when the morning stars sang together
and all the sons of God shouted for joy?

Or who shut in the sea with doors
when it burst out from the womb?
(Job 38)

The catastrophe

It is generally assumed that the universe was born from an explosion. We live on one of the meandering pieces of debris, a squashed planet, revolving unsurely around its axis. This planet is inhabited by DNA mutants. Is it any wonder that human history is dominated by deviations?

According to aleatory materialism the cosmos came into existence by a chance deflection of falling atoms–Clinamen (Lucretius De rerum natura ii.217- 224). The existence of the universe attests a catastrophe: something came of nothing through an imbalance. The ubiquity of sheer coincidence is inextricably linked to the term idiocy (in its initial Greek definition of uniqueness). Everything that exists is unique in time and space and therefore inconceivable. The world is idiotic, stupid, without purpose or cause, inexplicable, illogical, intangible. The result is intellectual agitation.

Philosophers assert that all knowledge begins with utter astonishment at the idiocy of existence. Guided by the principle of insufficient reality we fall prey to transcendental temptations. Because idiotic objects have nothing to offer, desire focuses on that which doesn't exist. In their attempt to rationalize the world, metaphysicians apply principles alien to the world, such as the Idea, the Spirit or the World Soul.

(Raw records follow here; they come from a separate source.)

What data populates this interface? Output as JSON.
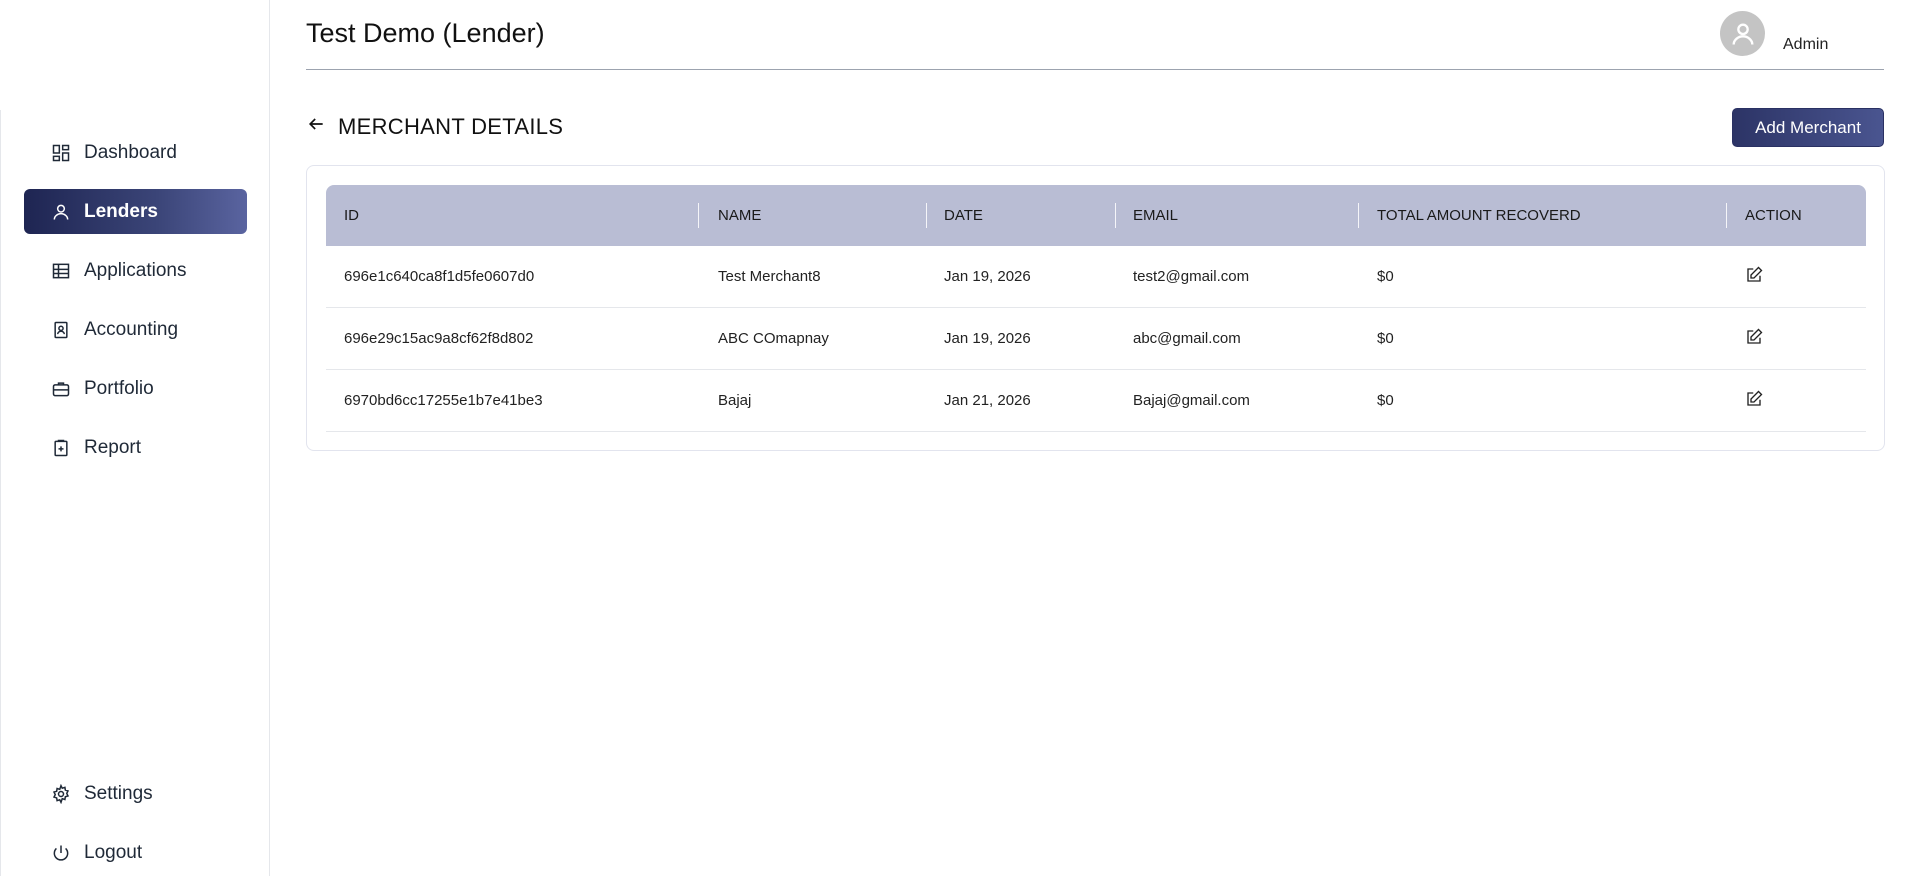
{
  "header": {
    "title": "Test Demo (Lender)",
    "user": "Admin"
  },
  "sidebar": {
    "items": [
      {
        "label": "Dashboard"
      },
      {
        "label": "Lenders"
      },
      {
        "label": "Applications"
      },
      {
        "label": "Accounting"
      },
      {
        "label": "Portfolio"
      },
      {
        "label": "Report"
      }
    ],
    "bottom": [
      {
        "label": "Settings"
      },
      {
        "label": "Logout"
      }
    ]
  },
  "page": {
    "title": "MERCHANT DETAILS",
    "add_button": "Add Merchant"
  },
  "table": {
    "columns": [
      "ID",
      "NAME",
      "DATE",
      "EMAIL",
      "TOTAL AMOUNT RECOVERD",
      "ACTION"
    ],
    "rows": [
      {
        "id": "696e1c640ca8f1d5fe0607d0",
        "name": "Test Merchant8",
        "date": "Jan 19, 2026",
        "email": "test2@gmail.com",
        "amount": "$0"
      },
      {
        "id": "696e29c15ac9a8cf62f8d802",
        "name": "ABC COmapnay",
        "date": "Jan 19, 2026",
        "email": "abc@gmail.com",
        "amount": "$0"
      },
      {
        "id": "6970bd6cc17255e1b7e41be3",
        "name": "Bajaj",
        "date": "Jan 21, 2026",
        "email": "Bajaj@gmail.com",
        "amount": "$0"
      }
    ]
  },
  "colors": {
    "accent": "#2c3466",
    "table_header": "#b9bdd4"
  }
}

The alternate reality, whose precise coordinates are jealously kept secret, provides what is said to be lacking here and now.

The world is seen as a defective reflection of some other world. Thanks to this duplication, existence ceases tot be gratuitous and becomes open to interpretation. Worldly existence is seen as a flawed counterpart of an ideal, loftier world.

As a result of degeneration (decline) or fall (instantaneous), man has become mortal. The gradual eradication of the source (God or the idea) by increasingly feeble facsimiles implies an ontological devaluation as well as an intellectual and ethical deterioration. The world is full of stupidity, crime and misery due to the decline of divine qualities.

The duplication offers an excuse for avoiding coming to terms with harsh reality. The world disappears behind the paradigm of what it could or should have been. Art and morality rebel not against banality and evil but against the idiocy of existence, which is experienced as disgraceful and unreliable.

Science, too, began with wild speculation about the construction of the universe.


Cosmogony, cosmology and cosmography are interlocked. In trying to unravel the origin of the world, poets resort to genealogies in which Oceanus and Tethys, saltwater and freshwater rivers, are wed. They give birth to Heaven and Earth who, in turn, give birth to the Titans and so on. The seemingly limitless breeding invariably ends with a quarrel; no conflict–no creation. The separation of light and darkness, heaven and earth, water and land, day and night, flora and fauna, result in the separation of the worldly and divine realms.

Little by little, poetry develops into a speculative science. The gods are seen as allegories for natural phenomena and endure in the names of the planets and the elements.

As opposed to poets indulging in cosmogony, who evoke an invisible protohistory, the myth of the past, the pre-Socratic cosmologists attempt to delineate the active principles behind perceptible reality, the manifestation of the essences in all that exists.